**Data supplied**
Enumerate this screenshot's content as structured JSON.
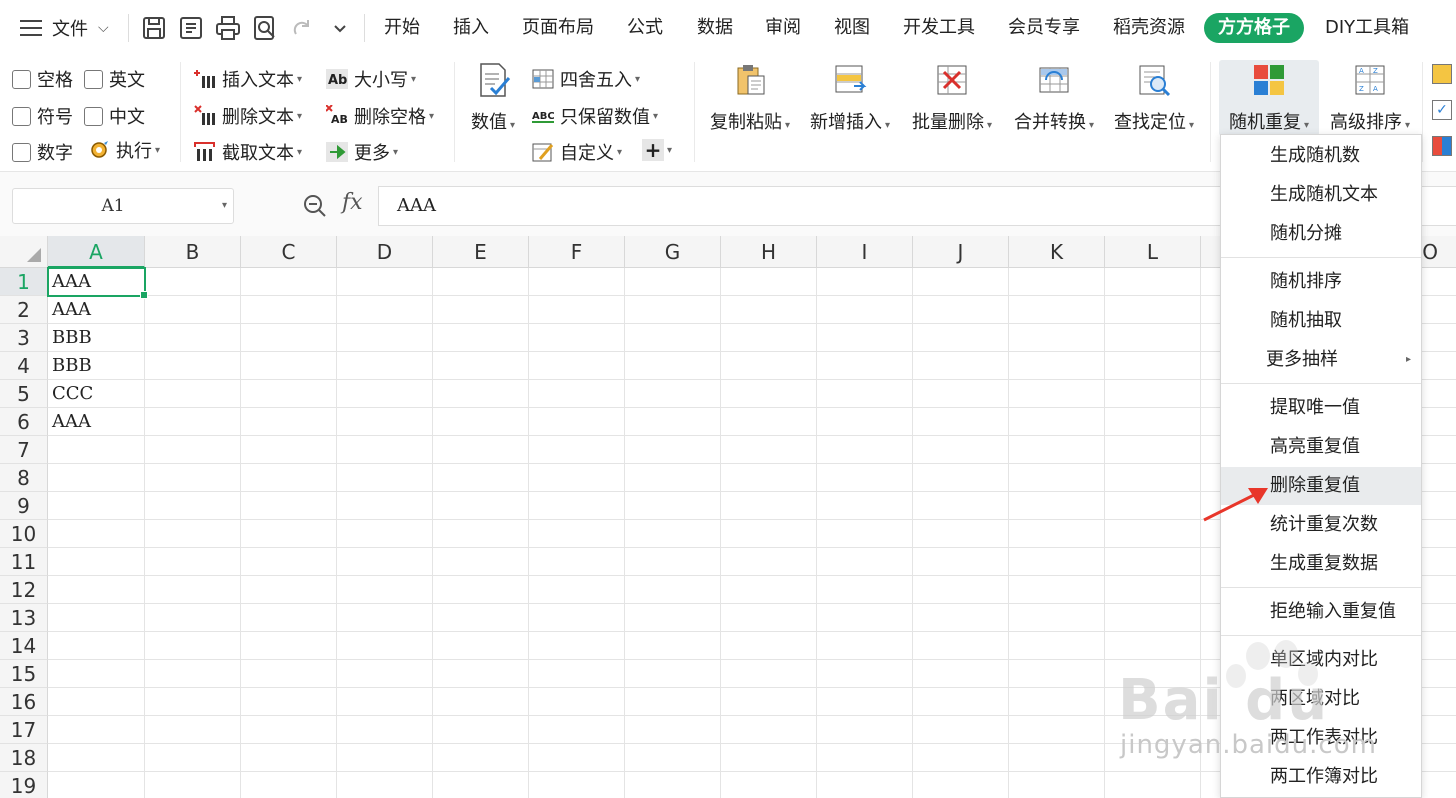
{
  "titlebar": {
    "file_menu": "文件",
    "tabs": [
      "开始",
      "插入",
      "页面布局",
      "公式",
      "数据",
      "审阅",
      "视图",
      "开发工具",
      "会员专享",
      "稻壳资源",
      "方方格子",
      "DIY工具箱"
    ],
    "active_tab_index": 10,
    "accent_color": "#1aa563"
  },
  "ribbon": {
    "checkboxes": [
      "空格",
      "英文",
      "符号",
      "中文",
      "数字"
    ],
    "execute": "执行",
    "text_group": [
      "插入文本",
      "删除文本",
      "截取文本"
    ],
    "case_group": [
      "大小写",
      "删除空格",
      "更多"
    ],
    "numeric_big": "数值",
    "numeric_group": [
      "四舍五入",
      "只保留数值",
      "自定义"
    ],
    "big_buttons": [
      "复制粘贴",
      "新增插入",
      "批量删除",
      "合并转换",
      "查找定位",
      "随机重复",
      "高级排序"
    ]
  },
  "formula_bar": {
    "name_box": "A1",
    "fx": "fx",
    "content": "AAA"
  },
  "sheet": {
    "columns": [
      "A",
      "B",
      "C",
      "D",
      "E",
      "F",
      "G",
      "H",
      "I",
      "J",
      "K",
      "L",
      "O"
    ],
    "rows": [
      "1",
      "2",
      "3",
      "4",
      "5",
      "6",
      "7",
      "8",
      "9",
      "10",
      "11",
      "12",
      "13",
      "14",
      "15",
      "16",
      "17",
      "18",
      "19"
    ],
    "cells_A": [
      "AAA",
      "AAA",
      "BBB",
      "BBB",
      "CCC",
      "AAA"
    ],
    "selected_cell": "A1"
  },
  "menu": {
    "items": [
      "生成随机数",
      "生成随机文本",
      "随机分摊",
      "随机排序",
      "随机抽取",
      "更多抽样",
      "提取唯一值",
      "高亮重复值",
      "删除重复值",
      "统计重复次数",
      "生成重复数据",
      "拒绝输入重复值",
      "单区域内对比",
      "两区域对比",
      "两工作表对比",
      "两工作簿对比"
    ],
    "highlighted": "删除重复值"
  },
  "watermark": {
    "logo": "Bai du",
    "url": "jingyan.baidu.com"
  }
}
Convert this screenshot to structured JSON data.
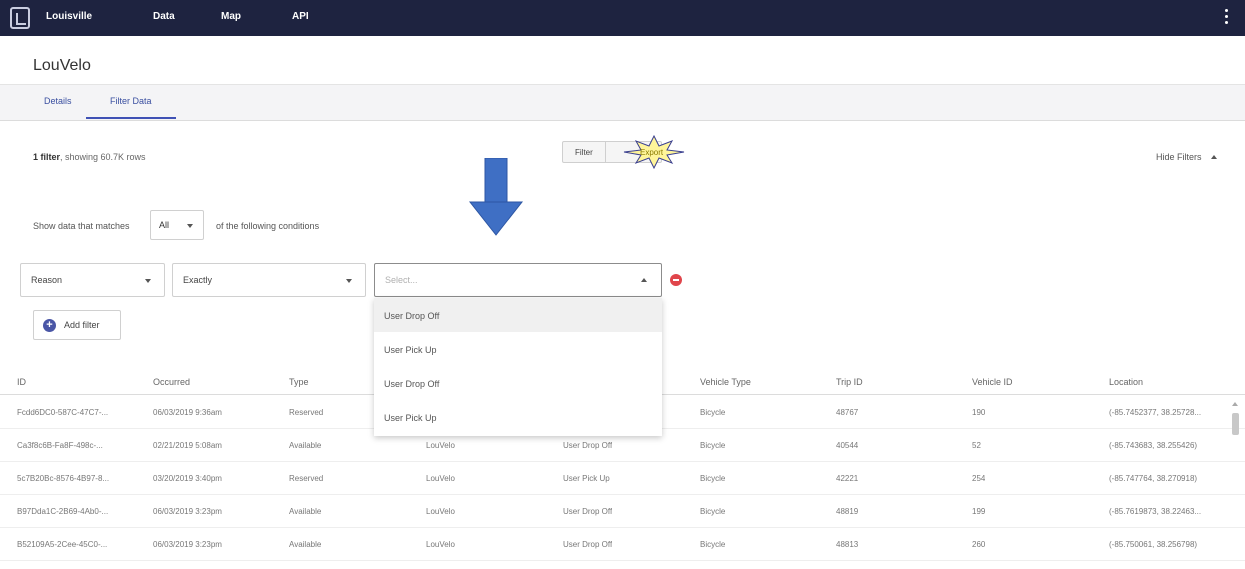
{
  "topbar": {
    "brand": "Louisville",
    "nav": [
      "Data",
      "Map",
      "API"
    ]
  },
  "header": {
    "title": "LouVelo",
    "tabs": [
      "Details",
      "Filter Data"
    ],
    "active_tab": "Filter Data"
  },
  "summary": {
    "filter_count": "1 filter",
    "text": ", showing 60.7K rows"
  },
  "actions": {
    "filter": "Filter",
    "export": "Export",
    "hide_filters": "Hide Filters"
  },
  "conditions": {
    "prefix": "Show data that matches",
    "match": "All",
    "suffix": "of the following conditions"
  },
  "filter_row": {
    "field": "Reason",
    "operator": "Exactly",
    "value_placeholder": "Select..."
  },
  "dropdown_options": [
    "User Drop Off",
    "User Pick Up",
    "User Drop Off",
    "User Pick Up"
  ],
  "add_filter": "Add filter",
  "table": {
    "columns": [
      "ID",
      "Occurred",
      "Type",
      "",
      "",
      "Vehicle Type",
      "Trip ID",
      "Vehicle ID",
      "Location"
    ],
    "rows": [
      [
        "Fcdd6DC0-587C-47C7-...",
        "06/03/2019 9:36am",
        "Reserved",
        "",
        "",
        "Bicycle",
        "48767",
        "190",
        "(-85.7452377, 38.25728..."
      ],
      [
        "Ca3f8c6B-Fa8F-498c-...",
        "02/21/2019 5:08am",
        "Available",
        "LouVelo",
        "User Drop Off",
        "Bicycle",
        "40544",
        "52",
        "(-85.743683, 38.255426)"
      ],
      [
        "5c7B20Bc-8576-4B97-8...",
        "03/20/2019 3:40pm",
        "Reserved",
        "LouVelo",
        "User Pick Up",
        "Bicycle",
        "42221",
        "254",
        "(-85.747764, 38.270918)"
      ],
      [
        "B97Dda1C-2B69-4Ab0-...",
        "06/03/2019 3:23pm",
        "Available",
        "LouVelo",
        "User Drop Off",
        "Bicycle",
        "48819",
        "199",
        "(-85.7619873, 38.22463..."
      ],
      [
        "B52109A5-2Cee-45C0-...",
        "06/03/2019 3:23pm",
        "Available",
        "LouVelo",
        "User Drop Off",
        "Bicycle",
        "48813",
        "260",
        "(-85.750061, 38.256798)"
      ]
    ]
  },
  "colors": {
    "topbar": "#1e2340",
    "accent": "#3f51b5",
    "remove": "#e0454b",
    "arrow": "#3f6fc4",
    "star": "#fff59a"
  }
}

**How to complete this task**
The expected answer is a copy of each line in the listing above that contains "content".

**Exercise solution**
Enumerate this screenshot's content as structured JSON.
    "content": "AAA"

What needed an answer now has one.